Given records Block Start

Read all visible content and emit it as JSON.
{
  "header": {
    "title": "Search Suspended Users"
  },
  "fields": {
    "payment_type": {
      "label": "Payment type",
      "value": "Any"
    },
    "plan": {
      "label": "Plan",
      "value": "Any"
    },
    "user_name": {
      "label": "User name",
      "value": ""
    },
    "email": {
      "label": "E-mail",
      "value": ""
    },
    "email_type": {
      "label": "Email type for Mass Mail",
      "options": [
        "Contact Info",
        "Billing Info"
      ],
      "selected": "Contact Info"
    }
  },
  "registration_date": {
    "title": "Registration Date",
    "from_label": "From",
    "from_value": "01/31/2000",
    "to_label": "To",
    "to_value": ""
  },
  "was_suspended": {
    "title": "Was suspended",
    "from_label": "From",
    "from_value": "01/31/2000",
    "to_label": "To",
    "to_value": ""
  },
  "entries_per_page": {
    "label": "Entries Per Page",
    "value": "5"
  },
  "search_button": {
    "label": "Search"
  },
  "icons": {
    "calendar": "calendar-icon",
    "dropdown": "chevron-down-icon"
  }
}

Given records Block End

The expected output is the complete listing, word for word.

Read all visible content and emit it as JSON.
{
  "header": {
    "title": "Search Suspended Users"
  },
  "fields": {
    "payment_type": {
      "label": "Payment type",
      "value": "Any"
    },
    "plan": {
      "label": "Plan",
      "value": "Any"
    },
    "user_name": {
      "label": "User name",
      "value": ""
    },
    "email": {
      "label": "E-mail",
      "value": ""
    },
    "email_type": {
      "label": "Email type for Mass Mail",
      "options": [
        "Contact Info",
        "Billing Info"
      ],
      "selected": "Contact Info"
    }
  },
  "registration_date": {
    "title": "Registration Date",
    "from_label": "From",
    "from_value": "01/31/2000",
    "to_label": "To",
    "to_value": ""
  },
  "was_suspended": {
    "title": "Was suspended",
    "from_label": "From",
    "from_value": "01/31/2000",
    "to_label": "To",
    "to_value": ""
  },
  "entries_per_page": {
    "label": "Entries Per Page",
    "value": "5"
  },
  "search_button": {
    "label": "Search"
  },
  "icons": {
    "calendar": "calendar-icon",
    "dropdown": "chevron-down-icon"
  }
}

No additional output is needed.